Access to water and sanitation remains a luxury for most people in Africa. African parliamentarians are ensuring that this luxury effectively became what it really is, a basic human right. The biggest hindrance to improving water, sanitation and hygiene (WASH) in Africa is the absence of coherent legislation and inclusive policies in most parts of the continent.
Taking place ahead of World Toilet Day in November, international advocacy firm Niyel hosted a webinar to unpack how to achieve more sustainable sanitation systems in Africa. It also prepares the ground for the first United Nations conference on water and sanitation in nearly 50 years to be held in 2023.
The rest of the world is already taking notice of an incredible African initiative.
The African Ministers’ Council on Water (AMCOW) has developed groundbreaking African Sanitation Policy Guidelines (ASPG) which can be easily tailored to each African country. They represent a tool made for Africa in Africa and by Africans. The Guidelines were launched by AMCOW on June 11, 2021 to help governments ensure access to adequate and inclusive sanitation for all. An early success in this regard was already achieved in the recent adoption of the Guidelines by a first African country, Kenya. This now provides a precedent for other countries to follow.
The webinar panelists consisted of African parliamentarians and experts: the Honourable Halidou Sanfo, President of REPHA-Afrique and a parliamentarian of Burkina Faso; the Honourable Jacqueline Amongin, Chairperson the WASH Alliance of African Parliamentarians; Kitchinme Bawa, sanitation project manager at AMCOW (the initiator of the Guidelines); and myself Laetitia Badolo, a Senior Advocacy Officer at Niyel as I focus on leading a multi-year sanitation advocacy initiative. CSOs, NGOs, social movements, individual companies working in the field of water and sanitation were also participants in the webinar.
Assessment of what needed to be done
Africa’s Strategic Development Goals (SDGs) have unfortunately not been achieved. Nonetheless, ASPG provides a platform for the SDG for sanitation to finally be met, albeit belatedly.
Since 2013, AMCOW with support from the Gates Foundation has worked with six countries from west, central and eastern Africa on developing their WASH policies. The wide variety of sanitation approaches in these countries showed the need for a rethink. AMCOW broadened the project to reach about half of Africa.
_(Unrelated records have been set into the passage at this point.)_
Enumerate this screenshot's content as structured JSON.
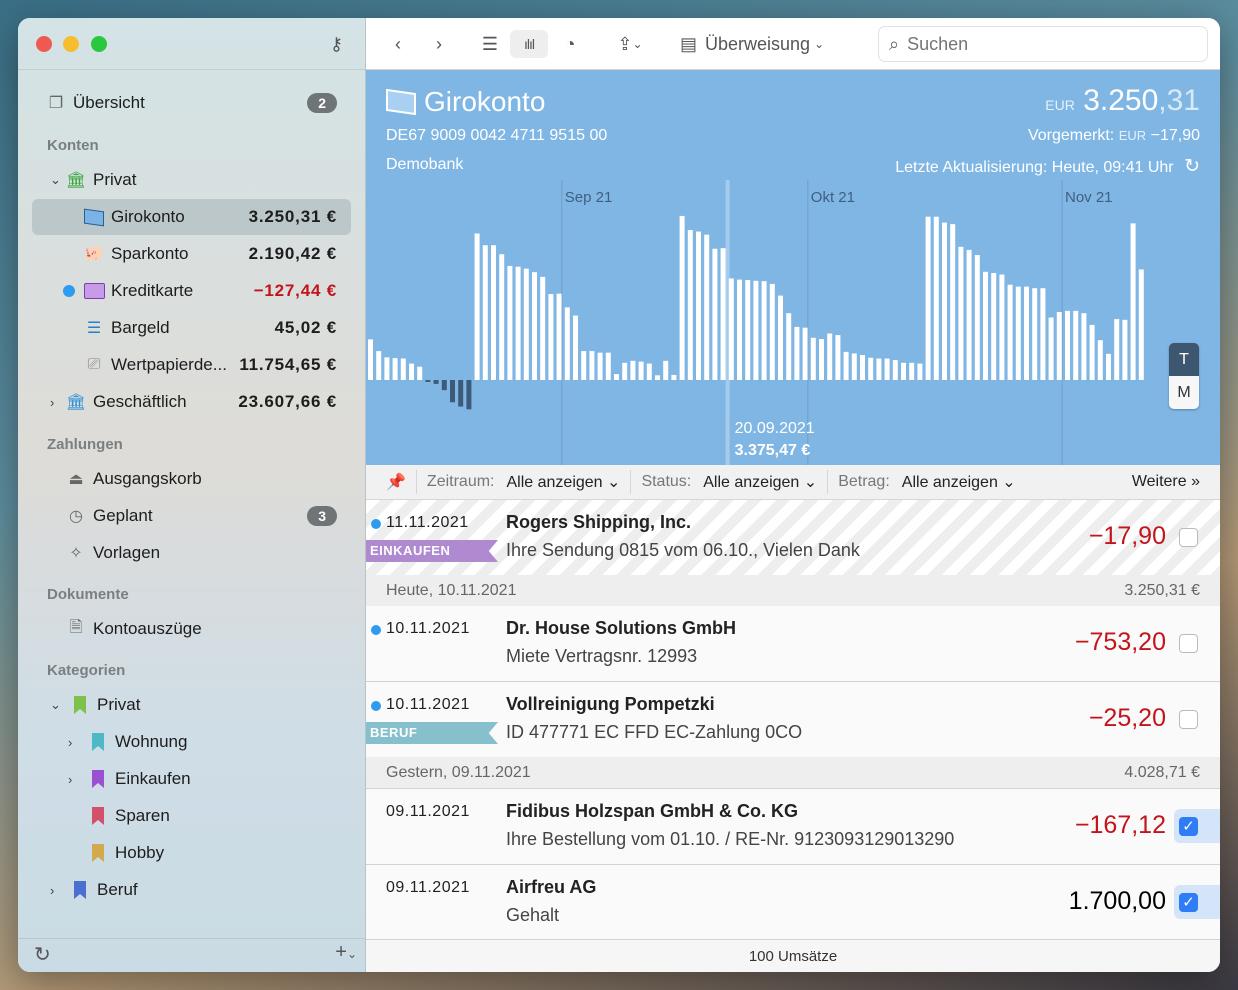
{
  "window": {
    "traffic_lights": {
      "close": "#ee5a52",
      "minimize": "#f6bd2f",
      "zoom": "#2bc73f"
    }
  },
  "sidebar": {
    "overview": {
      "label": "Übersicht",
      "badge": "2",
      "icon": "overview-icon"
    },
    "sections": {
      "accounts": "Konten",
      "payments": "Zahlungen",
      "documents": "Dokumente",
      "categories": "Kategorien"
    },
    "account_groups": [
      {
        "label": "Privat",
        "expanded": true,
        "icon": "bank-icon",
        "color": "#3aa53a"
      },
      {
        "label": "Geschäftlich",
        "expanded": false,
        "amount": "23.607,66 €",
        "icon": "bank-icon",
        "color": "#2a8fd8"
      }
    ],
    "accounts": [
      {
        "label": "Girokonto",
        "amount": "3.250,31 €",
        "icon": "checking-account-icon",
        "selected": true
      },
      {
        "label": "Sparkonto",
        "amount": "2.190,42 €",
        "icon": "piggy-bank-icon"
      },
      {
        "label": "Kreditkarte",
        "amount": "−127,44 €",
        "icon": "credit-card-icon",
        "negative": true,
        "unread": true
      },
      {
        "label": "Bargeld",
        "amount": "45,02 €",
        "icon": "cash-icon"
      },
      {
        "label": "Wertpapierde...",
        "amount": "11.754,65 €",
        "icon": "securities-icon"
      }
    ],
    "payments": [
      {
        "label": "Ausgangskorb",
        "icon": "outbox-icon"
      },
      {
        "label": "Geplant",
        "badge": "3",
        "icon": "clock-icon"
      },
      {
        "label": "Vorlagen",
        "icon": "templates-icon"
      }
    ],
    "documents": [
      {
        "label": "Kontoauszüge",
        "icon": "statements-icon"
      }
    ],
    "categories": [
      {
        "label": "Privat",
        "color": "#7cc24a",
        "expanded": true
      },
      {
        "label": "Wohnung",
        "color": "#4fb8c6"
      },
      {
        "label": "Einkaufen",
        "color": "#9b4fd1"
      },
      {
        "label": "Sparen",
        "color": "#d2506a"
      },
      {
        "label": "Hobby",
        "color": "#d2a94f"
      },
      {
        "label": "Beruf",
        "color": "#4a6fd0"
      }
    ]
  },
  "toolbar": {
    "transfer_label": "Überweisung",
    "search_placeholder": "Suchen",
    "active_view": "chart"
  },
  "account": {
    "name": "Girokonto",
    "iban": "DE67 9009 0042 4711 9515 00",
    "bank": "Demobank",
    "currency": "EUR",
    "balance_main": "3.250",
    "balance_decimals": ",31",
    "pending_label": "Vorgemerkt:",
    "pending_currency": "EUR",
    "pending_amount": "−17,90",
    "updated": "Letzte Aktualisierung: Heute, 09:41 Uhr",
    "header_color": "#80b6e4",
    "range_buttons": [
      "T",
      "M"
    ],
    "range_selected": "T"
  },
  "chart_data": {
    "type": "bar",
    "month_labels": [
      {
        "date": "2021-09-01",
        "label": "Sep 21"
      },
      {
        "date": "2021-10-01",
        "label": "Okt 21"
      },
      {
        "date": "2021-11-01",
        "label": "Nov 21"
      }
    ],
    "selected": {
      "date": "2021-09-20",
      "date_label": "20.09.2021",
      "value_label": "3.375,47 €"
    },
    "x": [
      "2021-08-08",
      "2021-08-09",
      "2021-08-10",
      "2021-08-11",
      "2021-08-12",
      "2021-08-13",
      "2021-08-14",
      "2021-08-15",
      "2021-08-16",
      "2021-08-17",
      "2021-08-18",
      "2021-08-19",
      "2021-08-20",
      "2021-08-21",
      "2021-08-22",
      "2021-08-23",
      "2021-08-24",
      "2021-08-25",
      "2021-08-26",
      "2021-08-27",
      "2021-08-28",
      "2021-08-29",
      "2021-08-30",
      "2021-08-31",
      "2021-09-01",
      "2021-09-02",
      "2021-09-03",
      "2021-09-04",
      "2021-09-05",
      "2021-09-06",
      "2021-09-07",
      "2021-09-08",
      "2021-09-09",
      "2021-09-10",
      "2021-09-11",
      "2021-09-12",
      "2021-09-13",
      "2021-09-14",
      "2021-09-15",
      "2021-09-16",
      "2021-09-17",
      "2021-09-18",
      "2021-09-19",
      "2021-09-20",
      "2021-09-21",
      "2021-09-22",
      "2021-09-23",
      "2021-09-24",
      "2021-09-25",
      "2021-09-26",
      "2021-09-27",
      "2021-09-28",
      "2021-09-29",
      "2021-09-30",
      "2021-10-01",
      "2021-10-02",
      "2021-10-03",
      "2021-10-04",
      "2021-10-05",
      "2021-10-06",
      "2021-10-07",
      "2021-10-08",
      "2021-10-09",
      "2021-10-10",
      "2021-10-11",
      "2021-10-12",
      "2021-10-13",
      "2021-10-14",
      "2021-10-15",
      "2021-10-16",
      "2021-10-17",
      "2021-10-18",
      "2021-10-19",
      "2021-10-20",
      "2021-10-21",
      "2021-10-22",
      "2021-10-23",
      "2021-10-24",
      "2021-10-25",
      "2021-10-26",
      "2021-10-27",
      "2021-10-28",
      "2021-10-29",
      "2021-10-30",
      "2021-10-31",
      "2021-11-01",
      "2021-11-02",
      "2021-11-03",
      "2021-11-04",
      "2021-11-05",
      "2021-11-06",
      "2021-11-07",
      "2021-11-08",
      "2021-11-09",
      "2021-11-10"
    ],
    "values": [
      1040,
      740,
      580,
      560,
      550,
      420,
      340,
      -50,
      -100,
      -260,
      -570,
      -680,
      -750,
      3750,
      3450,
      3450,
      3220,
      2920,
      2900,
      2850,
      2760,
      2640,
      2200,
      2210,
      1860,
      1650,
      740,
      740,
      700,
      700,
      150,
      440,
      490,
      470,
      420,
      120,
      490,
      130,
      4200,
      3840,
      3800,
      3720,
      3360,
      3375.47,
      2600,
      2570,
      2560,
      2540,
      2530,
      2460,
      2160,
      1710,
      1360,
      1340,
      1080,
      1050,
      1190,
      1150,
      720,
      680,
      640,
      570,
      550,
      550,
      510,
      440,
      440,
      420,
      4180,
      4180,
      4030,
      3990,
      3410,
      3330,
      3200,
      2770,
      2740,
      2700,
      2440,
      2390,
      2390,
      2350,
      2350,
      1600,
      1740,
      1770,
      1770,
      1710,
      1410,
      1020,
      670,
      1560,
      1540,
      4010,
      2830
    ],
    "positive_color": "#ffffff",
    "negative_color": "#3d5a78",
    "grid": "month lines"
  },
  "filter": {
    "period_label": "Zeitraum:",
    "period_value": "Alle anzeigen",
    "status_label": "Status:",
    "status_value": "Alle anzeigen",
    "amount_label": "Betrag:",
    "amount_value": "Alle anzeigen",
    "more_label": "Weitere"
  },
  "groups": [
    {
      "label": "Heute, 10.11.2021",
      "balance": "3.250,31 €"
    },
    {
      "label": "Gestern, 09.11.2021",
      "balance": "4.028,71 €"
    }
  ],
  "transactions": [
    {
      "date": "11.11.2021",
      "payee": "Rogers Shipping, Inc.",
      "purpose": "Ihre Sendung 0815 vom 06.10., Vielen Dank",
      "amount": "−17,90",
      "tag": "EINKAUFEN",
      "tag_color": "#b08ad0",
      "unread": true,
      "pending": true,
      "checked": false
    },
    {
      "date": "10.11.2021",
      "payee": "Dr. House Solutions GmbH",
      "purpose": "Miete Vertragsnr. 12993",
      "amount": "−753,20",
      "unread": true,
      "checked": false
    },
    {
      "date": "10.11.2021",
      "payee": "Vollreinigung Pompetzki",
      "purpose": "ID 477771 EC FFD EC-Zahlung 0CO",
      "amount": "−25,20",
      "tag": "BERUF",
      "tag_color": "#86c0cc",
      "unread": true,
      "checked": false
    },
    {
      "date": "09.11.2021",
      "payee": "Fidibus Holzspan GmbH & Co. KG",
      "purpose": "Ihre Bestellung vom 01.10. / RE-Nr. 9123093129013290",
      "amount": "−167,12",
      "checked": true
    },
    {
      "date": "09.11.2021",
      "payee": "Airfreu AG",
      "purpose": "Gehalt",
      "amount": "1.700,00",
      "checked": true
    }
  ],
  "footer": {
    "count": "100 Umsätze"
  }
}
It found that not one country had a set of policies that was comprehensive enough to meet Africa’s SDGs.
The idea of having a set of uniform guidelines for all countries was born, and parliamentarians were identified as the key role players in implementing and monitoring the necessary laws and appropriate budgeting by governments. ASPG would ensure implementation of large-scale sanitation programmes capable of providing access to safely-managed sanitation to improve the livelihoods of people. African parliamentarians aim to ensure that legislation and policies relating to WASH are integrated as a priority – just like health and education policies – into national laws, and filling policy gaps wherever needed.
The webinar was co-organised by the seven-member REPHA-Afrique, which is the Network of Parliamentarians for Drinking Water, Hygiene and Sanitation in Africa. It was established in 2020 and aims to grow its membership to 15 countries in the coming months, aided by Niyel.
Its concept was that with around 70% of the population of sub-Saharan Africa lacking access to sanitation services, the continent must pull as one. The current members of REPHA are Benin, Burkina Faso, Côte d’Ivoire, Niger, Chad, Mali and Senegal. The purpose of this organisation is to provide support to national networks through the sharing of experiences to address common issues more effectively.
The role of ASPG
ASPG is a guideline as to what is an inclusive national sanitation and hygiene policy. Sanitation focuses mainly on the safe management of fecal sludge; hygiene on hand and menstrual hygiene. One aspect is a comprehensive and inclusive WASH policy; the other a step-by-step roadmap of implementation. It has been designed to trigger and guide the necessary reforms needed to accelerate progress, including funding.
At the 12th General Assembly of the Council of Ministers of the African Union in February 2021, the final draft of the ASPG was officially adopted and the AMCOW Secretariat mandated to launch ASPG and coordinate its adoption and uptake by member countries in terms of an ASPG Rollout Strategy. A high-level Champion was appointed – the First Lady of Sierra Leone, Fatima Maada Bio, with a mandate to involve high-level institutions and persons.
In some countries, Water and Sanitation have been ‘constitutionalized’ as a human right, making its implementation much easier. For now, what is important is to develop and/or implement inclusive national policies. The period until the UN conference in 2023 is anticipated to be one of capacity building, budget allocation by some of the REPHA-Afrique membership towards implementation and reinforcing advocacy work. The coming year will see the ASPG made ever more accessible to national parliaments – less technical in its language. All stakeholders in the sanitation sector will be contacted to be included in discussions.
Parliamentarians, through their roles in parliamentary committees have access to relevant government ministers. Domesticating the ASPG to each country in Africa involves support for governments through a mechanism to deliver services to the people. These people are not faceless numbers, but our neighbours and people we know.